Stored records:
* * * * * * *
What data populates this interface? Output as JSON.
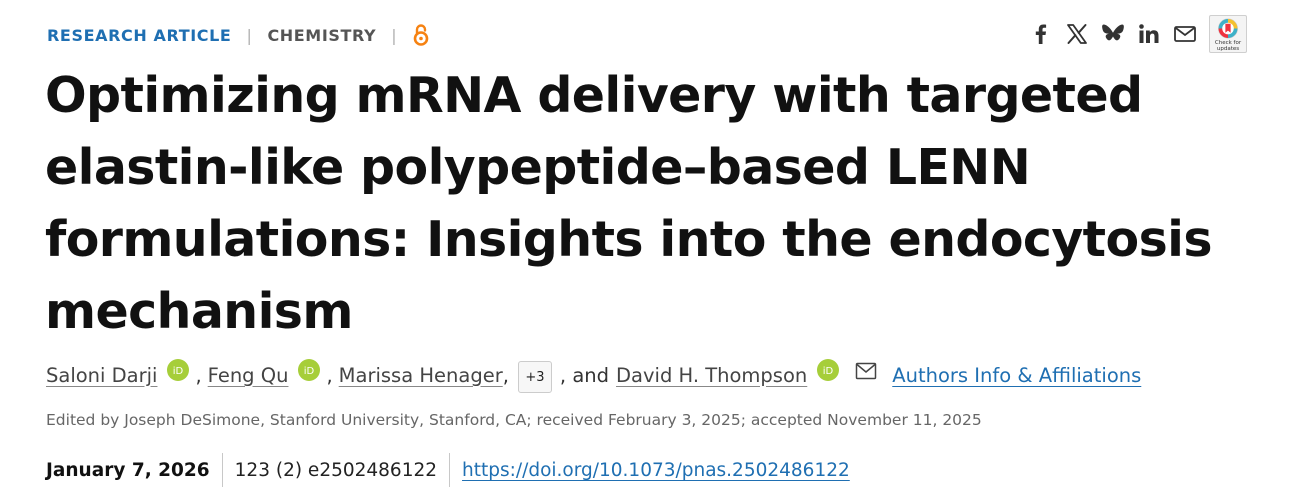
{
  "header": {
    "article_type": "RESEARCH ARTICLE",
    "separator": "|",
    "subject": "CHEMISTRY",
    "open_access_icon": "open-access-icon"
  },
  "share_icons": [
    "facebook-icon",
    "x-icon",
    "bluesky-icon",
    "linkedin-icon",
    "email-icon"
  ],
  "check_updates": {
    "line1": "Check for",
    "line2": "updates"
  },
  "title": "Optimizing mRNA delivery with targeted elastin-like polypeptide–based LENN formulations: Insights into the endocytosis mechanism",
  "authors": {
    "list": [
      {
        "name": "Saloni Darji",
        "sep": ","
      },
      {
        "name": "Feng Qu",
        "sep": ","
      },
      {
        "name": "Marissa Henager",
        "sep": ","
      }
    ],
    "more_label": "+3",
    "and_text": ", and",
    "last_author": "David H. Thompson",
    "affiliations_link": "Authors Info & Affiliations"
  },
  "edited_line": "Edited by Joseph DeSimone, Stanford University, Stanford, CA; received February 3, 2025; accepted November 11, 2025",
  "publication": {
    "date": "January 7, 2026",
    "citation": "123 (2) e2502486122",
    "doi": "https://doi.org/10.1073/pnas.2502486122"
  },
  "colors": {
    "accent": "#1f6fb2",
    "orcid": "#a6ce39",
    "open_access": "#f68212"
  }
}
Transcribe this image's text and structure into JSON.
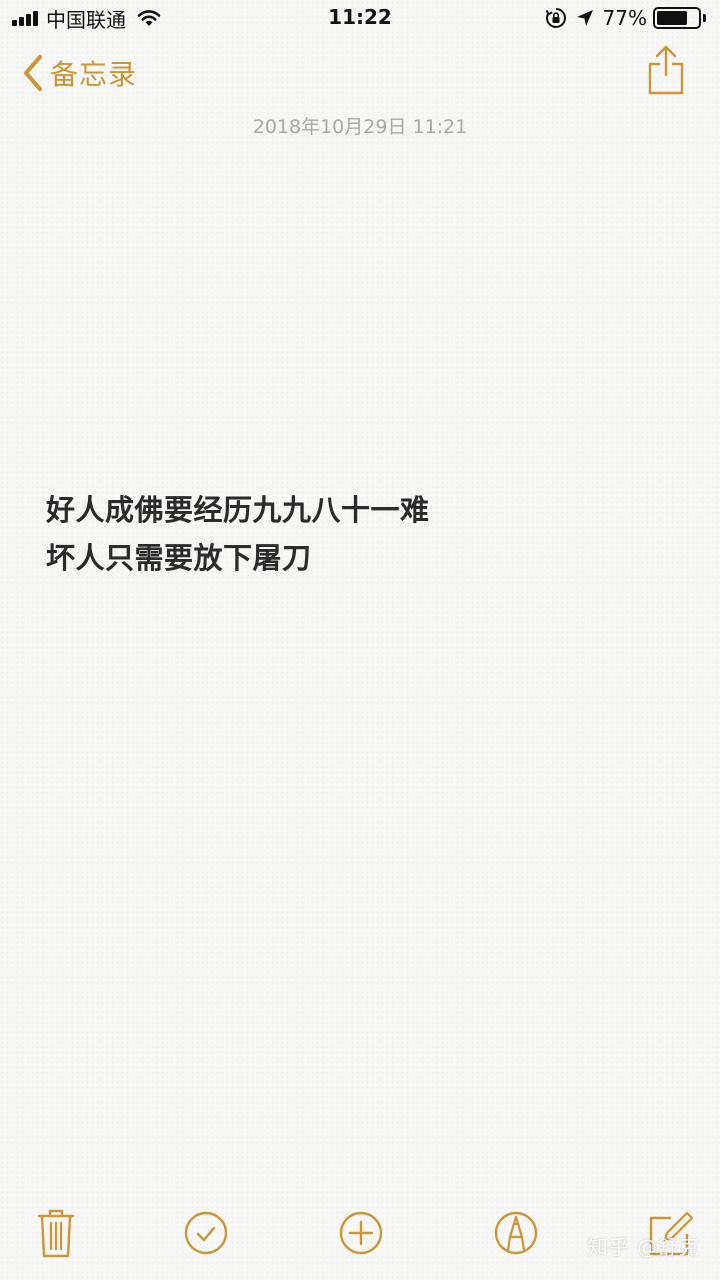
{
  "status_bar": {
    "carrier": "中国联通",
    "time": "11:22",
    "battery_percent": "77%",
    "battery_level": 0.77
  },
  "nav": {
    "back_label": "备忘录",
    "accent_color": "#c9963a"
  },
  "note": {
    "date": "2018年10月29日 11:21",
    "lines": [
      "好人成佛要经历九九八十一难",
      "坏人只需要放下屠刀"
    ]
  },
  "toolbar": {
    "icons": [
      "trash-icon",
      "checklist-icon",
      "add-icon",
      "markup-icon",
      "compose-icon"
    ]
  },
  "watermark": {
    "text": "知乎 @舒克"
  }
}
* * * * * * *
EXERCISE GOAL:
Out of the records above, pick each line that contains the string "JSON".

RESULT OF THE TASK:
What data populates this interface? Output as JSON.
Transcribe this image's text and structure into JSON.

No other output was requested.